We have a local morning show here in my hometown (Rick and Bubba...look for their new book early next year, partially written by yours truly...and Bubba is actually Bill Bussey KJ4JJ) that plays video clips on a "radio" show.  And simultaneously broadcasts on about fifty over-the-air stations around the country even as they can be found on Sirius-XM from the satellite, on the worldwide web, and on UStream, which carries a video version of the program.

Aren't you noticing how many TV network shows are urging you to be online as you watch so you can see additional material, vote on stuff, or just see more.  NASCAR races offer an abundance of online stuff to go with the TV or radio play-by-play.  Add in blogs, Facebook and Twitter updates, individual web sites, and more and you can see the future of media is here.  Now.

And it is MULTI-media!

Don Keith N4KC

Thursday, October 7, 2010

So many topics, so little time!

Between the day job (in budget meetings all day every day this week), the book projects (working on a wonderful story about one of the most unique characters of World War II, a great story about three old vets returning to Washington to visit the WWII memorial, and a sequel to FINAL BEARING), and some upcoming minor eye surgery, I am having trouble finding time to post here.  And never mind getting on the air on the ham radio!  My poor amp has not even been turned on since Saturday.  She's feeling neglected.

I did want to mention a wonderful editorial in the current issue of CQ Magazine.  Rich Moseson W2VU covers a subject near and dear to my heart: attracting young people to our hobby.  Near and dear because I, like so many of my generation, fell in love with the magic of radio at an early age, got our licenses, and many of us used that interest as a springboard to careers in related fields.  If you ever feel depressed about the upcoming generation--and it seems it is a requirement for us curmudgeons to decry "these damn kids today!"--READ THIS EDITORIAL. CQ has been so kind as to post it on the Web so you can read it without subscribing to the magazine or standing in your local bookstore.

And for my broadcasting buds out there, I have been trying to work this quote into a post and expand upon it.  However, since they are now calling me to yet another all-day budget meeting, I am going to throw it out there.  Feel free to comment until I get the opportunity.  The quote:

“Digital is not about replacing traditional [media], it’s about empowering it." 

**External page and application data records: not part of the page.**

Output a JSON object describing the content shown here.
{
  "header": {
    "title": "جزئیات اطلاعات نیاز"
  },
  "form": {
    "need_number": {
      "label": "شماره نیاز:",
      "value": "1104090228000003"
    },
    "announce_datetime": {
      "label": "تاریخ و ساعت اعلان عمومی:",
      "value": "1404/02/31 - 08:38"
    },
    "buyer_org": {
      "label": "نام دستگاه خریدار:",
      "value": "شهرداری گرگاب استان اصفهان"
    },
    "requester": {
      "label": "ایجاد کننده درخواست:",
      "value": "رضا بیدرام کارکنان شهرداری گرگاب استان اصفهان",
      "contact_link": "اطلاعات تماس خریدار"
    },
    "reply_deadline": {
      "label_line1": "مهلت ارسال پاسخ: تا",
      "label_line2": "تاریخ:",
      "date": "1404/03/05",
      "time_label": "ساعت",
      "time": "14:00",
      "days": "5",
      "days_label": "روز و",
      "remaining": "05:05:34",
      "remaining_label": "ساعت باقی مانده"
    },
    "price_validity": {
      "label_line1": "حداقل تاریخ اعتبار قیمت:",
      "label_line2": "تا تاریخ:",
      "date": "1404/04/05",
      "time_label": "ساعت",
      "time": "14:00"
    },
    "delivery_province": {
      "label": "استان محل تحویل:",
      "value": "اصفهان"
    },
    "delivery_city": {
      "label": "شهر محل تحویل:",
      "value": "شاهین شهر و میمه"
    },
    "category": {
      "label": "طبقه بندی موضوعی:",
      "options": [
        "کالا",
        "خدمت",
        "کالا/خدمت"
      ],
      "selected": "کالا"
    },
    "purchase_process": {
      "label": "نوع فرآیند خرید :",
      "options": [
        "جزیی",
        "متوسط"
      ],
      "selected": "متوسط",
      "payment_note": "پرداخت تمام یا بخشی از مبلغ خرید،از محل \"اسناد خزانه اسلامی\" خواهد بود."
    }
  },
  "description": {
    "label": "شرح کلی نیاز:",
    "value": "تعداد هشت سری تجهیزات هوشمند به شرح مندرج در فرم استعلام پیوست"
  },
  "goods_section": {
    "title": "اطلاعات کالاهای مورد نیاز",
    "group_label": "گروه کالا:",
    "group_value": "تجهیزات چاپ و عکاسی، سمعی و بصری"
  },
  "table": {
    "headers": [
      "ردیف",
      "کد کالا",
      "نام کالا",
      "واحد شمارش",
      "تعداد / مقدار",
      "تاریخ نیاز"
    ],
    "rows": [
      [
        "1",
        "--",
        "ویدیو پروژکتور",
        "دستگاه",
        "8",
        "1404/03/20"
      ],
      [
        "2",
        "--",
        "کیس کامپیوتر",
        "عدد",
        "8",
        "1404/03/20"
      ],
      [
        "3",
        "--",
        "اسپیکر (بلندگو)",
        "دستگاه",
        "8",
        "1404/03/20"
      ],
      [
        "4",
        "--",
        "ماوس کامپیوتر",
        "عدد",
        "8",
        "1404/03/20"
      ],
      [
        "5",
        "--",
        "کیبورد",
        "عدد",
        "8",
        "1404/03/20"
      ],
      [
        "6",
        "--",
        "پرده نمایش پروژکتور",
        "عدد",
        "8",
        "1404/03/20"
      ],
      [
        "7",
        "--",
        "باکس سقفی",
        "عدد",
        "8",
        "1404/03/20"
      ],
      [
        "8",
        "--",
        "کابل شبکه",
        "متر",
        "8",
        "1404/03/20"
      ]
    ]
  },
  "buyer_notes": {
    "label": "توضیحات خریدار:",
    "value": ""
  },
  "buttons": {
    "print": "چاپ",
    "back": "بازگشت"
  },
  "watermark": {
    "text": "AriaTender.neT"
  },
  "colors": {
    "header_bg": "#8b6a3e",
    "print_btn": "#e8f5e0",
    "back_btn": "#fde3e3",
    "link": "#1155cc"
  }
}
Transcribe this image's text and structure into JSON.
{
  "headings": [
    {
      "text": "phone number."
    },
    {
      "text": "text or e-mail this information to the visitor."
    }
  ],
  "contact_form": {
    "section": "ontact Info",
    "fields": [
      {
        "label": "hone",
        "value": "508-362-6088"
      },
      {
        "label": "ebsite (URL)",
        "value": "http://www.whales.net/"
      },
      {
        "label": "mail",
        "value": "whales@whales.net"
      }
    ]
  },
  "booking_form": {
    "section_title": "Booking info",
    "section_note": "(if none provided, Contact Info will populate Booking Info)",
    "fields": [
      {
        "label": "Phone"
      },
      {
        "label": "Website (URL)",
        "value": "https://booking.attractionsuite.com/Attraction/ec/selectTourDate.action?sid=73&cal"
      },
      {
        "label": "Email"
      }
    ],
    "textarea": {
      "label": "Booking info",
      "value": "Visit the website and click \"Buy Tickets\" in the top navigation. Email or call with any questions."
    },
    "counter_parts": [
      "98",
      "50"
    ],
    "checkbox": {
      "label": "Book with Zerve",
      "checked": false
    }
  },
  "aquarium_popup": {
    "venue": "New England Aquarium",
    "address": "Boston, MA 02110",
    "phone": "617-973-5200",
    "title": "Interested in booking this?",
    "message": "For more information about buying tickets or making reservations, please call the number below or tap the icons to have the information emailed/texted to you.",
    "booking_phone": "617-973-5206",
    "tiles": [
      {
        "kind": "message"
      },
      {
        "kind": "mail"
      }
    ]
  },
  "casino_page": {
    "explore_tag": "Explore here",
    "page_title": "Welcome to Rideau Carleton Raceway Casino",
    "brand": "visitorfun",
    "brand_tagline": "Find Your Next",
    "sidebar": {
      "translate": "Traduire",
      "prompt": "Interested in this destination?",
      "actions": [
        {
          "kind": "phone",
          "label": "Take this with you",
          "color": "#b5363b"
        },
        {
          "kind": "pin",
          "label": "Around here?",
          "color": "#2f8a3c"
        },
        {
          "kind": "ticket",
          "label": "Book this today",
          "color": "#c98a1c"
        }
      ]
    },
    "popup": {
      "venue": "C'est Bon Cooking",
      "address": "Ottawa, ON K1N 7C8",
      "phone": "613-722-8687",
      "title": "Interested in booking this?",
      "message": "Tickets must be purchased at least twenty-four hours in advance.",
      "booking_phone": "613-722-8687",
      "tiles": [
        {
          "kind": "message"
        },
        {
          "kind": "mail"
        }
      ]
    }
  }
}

It comes from an author and commentator named Rick Mathieson, whose latest book is THE ON-DEMAND BRAND.  Interesting thoughts, and they come at a time when those in traditional media--especially radio--take two stances: head-in-the-sand or "the world is coming to an end!"  Neither is appropriate or the way to survive the rapid technological change we are experiencing in media.

Okay, okay!  I'm coming!  Get the Power Points and the spreadsheets warmed up.  And I'll try to talk about Rick's propositions later.  Meanwhile, comment away!

Don Keith N4KC